"""

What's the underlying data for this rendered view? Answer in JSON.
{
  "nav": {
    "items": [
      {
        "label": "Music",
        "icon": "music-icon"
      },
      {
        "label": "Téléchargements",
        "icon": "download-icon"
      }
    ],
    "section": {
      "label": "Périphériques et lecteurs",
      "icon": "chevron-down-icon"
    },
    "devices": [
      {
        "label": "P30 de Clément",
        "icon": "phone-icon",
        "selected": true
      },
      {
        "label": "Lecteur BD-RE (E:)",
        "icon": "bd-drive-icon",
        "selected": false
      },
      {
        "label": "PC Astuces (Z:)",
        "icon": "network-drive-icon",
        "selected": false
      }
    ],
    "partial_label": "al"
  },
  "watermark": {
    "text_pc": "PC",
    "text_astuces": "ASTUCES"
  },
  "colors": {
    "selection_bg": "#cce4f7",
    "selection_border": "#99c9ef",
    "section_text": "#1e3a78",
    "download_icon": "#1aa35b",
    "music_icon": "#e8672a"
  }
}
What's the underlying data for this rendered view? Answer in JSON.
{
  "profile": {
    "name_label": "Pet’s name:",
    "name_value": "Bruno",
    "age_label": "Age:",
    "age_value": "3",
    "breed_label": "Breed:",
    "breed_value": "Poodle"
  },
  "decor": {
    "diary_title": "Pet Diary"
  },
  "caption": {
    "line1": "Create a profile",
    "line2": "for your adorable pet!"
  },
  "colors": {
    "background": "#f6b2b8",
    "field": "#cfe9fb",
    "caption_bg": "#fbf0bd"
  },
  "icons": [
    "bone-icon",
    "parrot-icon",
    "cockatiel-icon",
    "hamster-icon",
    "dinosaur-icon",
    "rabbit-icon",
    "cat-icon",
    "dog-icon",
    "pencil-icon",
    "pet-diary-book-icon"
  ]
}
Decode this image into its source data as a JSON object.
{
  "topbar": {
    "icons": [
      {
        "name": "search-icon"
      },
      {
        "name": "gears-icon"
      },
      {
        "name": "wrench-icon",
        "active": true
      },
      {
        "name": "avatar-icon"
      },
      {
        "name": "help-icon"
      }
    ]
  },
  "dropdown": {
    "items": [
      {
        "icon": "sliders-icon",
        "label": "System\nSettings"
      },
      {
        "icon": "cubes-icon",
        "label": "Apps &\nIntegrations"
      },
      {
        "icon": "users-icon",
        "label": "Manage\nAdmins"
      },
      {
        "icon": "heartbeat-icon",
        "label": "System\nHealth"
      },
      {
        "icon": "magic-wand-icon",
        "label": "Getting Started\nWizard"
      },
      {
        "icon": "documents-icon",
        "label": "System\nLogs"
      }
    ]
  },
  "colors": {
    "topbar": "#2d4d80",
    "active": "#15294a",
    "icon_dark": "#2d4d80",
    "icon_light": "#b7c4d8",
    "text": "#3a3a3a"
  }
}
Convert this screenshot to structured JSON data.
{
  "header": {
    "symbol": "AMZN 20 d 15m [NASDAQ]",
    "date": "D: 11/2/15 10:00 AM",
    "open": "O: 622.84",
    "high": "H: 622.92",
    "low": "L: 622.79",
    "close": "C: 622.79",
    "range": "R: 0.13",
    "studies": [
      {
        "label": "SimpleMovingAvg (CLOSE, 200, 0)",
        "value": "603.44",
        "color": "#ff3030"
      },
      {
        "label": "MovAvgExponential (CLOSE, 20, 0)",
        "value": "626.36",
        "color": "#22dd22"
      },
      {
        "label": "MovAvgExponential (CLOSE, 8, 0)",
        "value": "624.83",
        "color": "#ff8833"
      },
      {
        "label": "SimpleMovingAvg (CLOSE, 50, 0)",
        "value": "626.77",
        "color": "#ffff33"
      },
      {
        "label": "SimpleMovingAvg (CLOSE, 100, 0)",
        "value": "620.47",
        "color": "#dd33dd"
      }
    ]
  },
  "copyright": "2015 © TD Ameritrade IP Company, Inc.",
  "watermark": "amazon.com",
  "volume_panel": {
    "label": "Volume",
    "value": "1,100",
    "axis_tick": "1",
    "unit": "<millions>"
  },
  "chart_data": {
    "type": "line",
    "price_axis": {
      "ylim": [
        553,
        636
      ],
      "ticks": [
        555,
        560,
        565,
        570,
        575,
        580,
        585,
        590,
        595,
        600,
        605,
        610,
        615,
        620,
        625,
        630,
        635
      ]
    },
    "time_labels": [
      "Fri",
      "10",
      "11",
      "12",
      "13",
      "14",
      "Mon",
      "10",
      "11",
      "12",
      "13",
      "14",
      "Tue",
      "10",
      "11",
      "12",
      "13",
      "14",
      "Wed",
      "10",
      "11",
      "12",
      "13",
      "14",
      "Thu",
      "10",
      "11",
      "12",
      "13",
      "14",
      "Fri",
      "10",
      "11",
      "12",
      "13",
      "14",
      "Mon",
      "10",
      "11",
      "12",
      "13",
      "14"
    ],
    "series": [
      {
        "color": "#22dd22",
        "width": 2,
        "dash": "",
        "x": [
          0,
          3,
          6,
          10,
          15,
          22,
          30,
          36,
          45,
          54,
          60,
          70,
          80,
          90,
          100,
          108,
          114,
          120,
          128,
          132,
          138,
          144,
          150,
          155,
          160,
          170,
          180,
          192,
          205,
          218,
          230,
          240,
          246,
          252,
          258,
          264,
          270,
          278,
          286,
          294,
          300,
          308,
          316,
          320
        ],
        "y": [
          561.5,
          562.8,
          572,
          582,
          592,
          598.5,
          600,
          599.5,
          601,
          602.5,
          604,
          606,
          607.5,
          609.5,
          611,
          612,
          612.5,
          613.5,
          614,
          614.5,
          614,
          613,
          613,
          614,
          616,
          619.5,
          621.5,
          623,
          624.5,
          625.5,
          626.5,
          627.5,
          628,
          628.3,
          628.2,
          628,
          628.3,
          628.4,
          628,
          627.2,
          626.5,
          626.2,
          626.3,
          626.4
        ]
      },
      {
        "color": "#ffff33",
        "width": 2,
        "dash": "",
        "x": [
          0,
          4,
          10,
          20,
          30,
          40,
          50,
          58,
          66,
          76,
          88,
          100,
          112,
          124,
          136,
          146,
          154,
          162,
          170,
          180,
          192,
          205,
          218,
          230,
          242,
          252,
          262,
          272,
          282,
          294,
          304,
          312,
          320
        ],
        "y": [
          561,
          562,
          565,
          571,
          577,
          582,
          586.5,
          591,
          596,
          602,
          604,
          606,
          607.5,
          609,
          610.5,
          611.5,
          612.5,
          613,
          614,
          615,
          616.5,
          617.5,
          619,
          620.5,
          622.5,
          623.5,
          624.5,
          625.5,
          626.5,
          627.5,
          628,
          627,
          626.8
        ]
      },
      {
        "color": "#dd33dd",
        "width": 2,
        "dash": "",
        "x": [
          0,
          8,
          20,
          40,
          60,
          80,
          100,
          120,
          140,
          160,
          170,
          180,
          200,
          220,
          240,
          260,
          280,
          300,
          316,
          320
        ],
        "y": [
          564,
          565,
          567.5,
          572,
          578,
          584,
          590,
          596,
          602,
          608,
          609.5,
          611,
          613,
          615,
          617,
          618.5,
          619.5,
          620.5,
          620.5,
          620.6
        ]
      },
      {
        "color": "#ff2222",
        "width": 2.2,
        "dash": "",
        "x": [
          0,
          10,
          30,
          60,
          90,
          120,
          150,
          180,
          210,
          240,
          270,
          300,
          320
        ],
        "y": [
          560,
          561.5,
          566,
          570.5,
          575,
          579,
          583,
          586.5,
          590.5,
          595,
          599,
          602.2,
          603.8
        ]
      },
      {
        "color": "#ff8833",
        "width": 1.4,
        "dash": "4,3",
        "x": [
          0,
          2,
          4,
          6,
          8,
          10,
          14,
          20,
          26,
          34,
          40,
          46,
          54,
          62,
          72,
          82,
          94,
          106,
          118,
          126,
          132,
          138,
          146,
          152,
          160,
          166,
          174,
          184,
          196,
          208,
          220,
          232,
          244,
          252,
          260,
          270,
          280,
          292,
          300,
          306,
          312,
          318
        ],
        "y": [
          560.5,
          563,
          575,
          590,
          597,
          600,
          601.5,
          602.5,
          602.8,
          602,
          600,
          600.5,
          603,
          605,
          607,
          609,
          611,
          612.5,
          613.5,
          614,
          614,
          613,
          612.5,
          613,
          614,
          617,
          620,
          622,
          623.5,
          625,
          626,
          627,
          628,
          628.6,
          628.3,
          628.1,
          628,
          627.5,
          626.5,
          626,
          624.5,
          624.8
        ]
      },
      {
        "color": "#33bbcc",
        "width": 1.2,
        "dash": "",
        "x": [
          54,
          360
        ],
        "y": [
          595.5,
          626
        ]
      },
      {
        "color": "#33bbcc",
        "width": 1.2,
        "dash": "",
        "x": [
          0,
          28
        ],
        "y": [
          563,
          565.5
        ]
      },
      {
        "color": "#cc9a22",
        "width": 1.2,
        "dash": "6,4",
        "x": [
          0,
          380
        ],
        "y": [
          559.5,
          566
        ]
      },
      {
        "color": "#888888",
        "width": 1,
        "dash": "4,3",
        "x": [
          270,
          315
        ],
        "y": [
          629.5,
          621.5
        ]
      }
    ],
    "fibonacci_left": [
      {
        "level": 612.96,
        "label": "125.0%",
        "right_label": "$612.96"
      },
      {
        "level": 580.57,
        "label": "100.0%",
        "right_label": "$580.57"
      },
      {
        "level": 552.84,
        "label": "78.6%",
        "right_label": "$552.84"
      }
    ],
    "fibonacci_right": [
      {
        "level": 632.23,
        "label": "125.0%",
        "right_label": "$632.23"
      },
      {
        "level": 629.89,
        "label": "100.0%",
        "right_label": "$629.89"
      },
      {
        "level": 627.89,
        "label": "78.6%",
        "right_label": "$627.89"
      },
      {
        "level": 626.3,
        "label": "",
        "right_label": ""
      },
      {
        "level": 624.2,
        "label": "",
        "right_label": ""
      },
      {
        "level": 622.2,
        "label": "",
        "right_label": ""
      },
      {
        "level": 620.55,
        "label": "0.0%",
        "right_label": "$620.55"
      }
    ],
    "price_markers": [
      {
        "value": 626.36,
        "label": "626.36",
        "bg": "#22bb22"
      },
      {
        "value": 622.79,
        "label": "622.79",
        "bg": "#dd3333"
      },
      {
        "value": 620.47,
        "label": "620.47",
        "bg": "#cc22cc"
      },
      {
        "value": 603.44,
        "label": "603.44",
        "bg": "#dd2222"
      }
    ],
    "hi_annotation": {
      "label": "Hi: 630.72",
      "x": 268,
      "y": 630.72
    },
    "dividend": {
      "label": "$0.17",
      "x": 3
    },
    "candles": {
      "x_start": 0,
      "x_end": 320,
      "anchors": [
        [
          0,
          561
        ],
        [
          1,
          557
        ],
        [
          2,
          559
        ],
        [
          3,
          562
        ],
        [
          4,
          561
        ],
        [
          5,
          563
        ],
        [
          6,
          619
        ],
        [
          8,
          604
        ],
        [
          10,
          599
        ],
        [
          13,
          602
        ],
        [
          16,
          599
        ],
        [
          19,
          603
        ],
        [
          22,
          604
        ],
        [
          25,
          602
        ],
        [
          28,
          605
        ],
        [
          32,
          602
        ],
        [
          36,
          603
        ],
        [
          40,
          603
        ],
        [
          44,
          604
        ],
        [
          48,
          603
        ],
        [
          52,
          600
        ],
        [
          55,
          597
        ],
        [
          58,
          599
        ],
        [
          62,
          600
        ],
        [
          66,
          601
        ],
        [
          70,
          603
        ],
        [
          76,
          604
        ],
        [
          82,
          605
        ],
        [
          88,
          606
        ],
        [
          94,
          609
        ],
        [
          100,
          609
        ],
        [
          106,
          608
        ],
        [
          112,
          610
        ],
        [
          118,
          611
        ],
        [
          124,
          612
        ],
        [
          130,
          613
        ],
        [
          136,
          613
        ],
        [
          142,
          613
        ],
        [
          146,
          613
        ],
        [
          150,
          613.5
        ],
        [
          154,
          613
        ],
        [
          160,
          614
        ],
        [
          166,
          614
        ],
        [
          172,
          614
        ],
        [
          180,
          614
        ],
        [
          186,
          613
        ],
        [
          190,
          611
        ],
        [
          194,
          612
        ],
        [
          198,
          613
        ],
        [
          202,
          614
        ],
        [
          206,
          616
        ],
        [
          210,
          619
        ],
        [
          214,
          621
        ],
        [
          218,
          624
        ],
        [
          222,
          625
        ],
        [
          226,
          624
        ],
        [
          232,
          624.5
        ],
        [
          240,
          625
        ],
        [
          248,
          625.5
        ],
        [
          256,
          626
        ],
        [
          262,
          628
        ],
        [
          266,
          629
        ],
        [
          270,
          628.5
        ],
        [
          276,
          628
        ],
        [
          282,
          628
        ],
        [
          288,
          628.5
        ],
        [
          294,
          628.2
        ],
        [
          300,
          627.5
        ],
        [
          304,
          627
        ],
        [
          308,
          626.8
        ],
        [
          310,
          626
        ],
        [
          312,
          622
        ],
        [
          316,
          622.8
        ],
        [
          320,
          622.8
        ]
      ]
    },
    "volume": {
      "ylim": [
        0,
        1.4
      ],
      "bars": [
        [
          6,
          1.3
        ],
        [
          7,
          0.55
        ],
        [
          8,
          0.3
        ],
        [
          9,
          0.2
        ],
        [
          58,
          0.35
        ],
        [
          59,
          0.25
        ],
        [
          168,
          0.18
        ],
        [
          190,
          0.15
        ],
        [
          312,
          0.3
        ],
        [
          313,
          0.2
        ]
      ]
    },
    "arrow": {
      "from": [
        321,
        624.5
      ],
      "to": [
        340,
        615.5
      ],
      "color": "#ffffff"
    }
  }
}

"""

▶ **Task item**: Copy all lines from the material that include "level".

▶ **Your response**:
        "level": 612.96,
        "level": 580.57,
        "level": 552.84,
        "level": 632.23,
        "level": 629.89,
        "level": 627.89,
        "level": 626.3,
        "level": 624.2,
        "level": 622.2,
        "level": 620.55,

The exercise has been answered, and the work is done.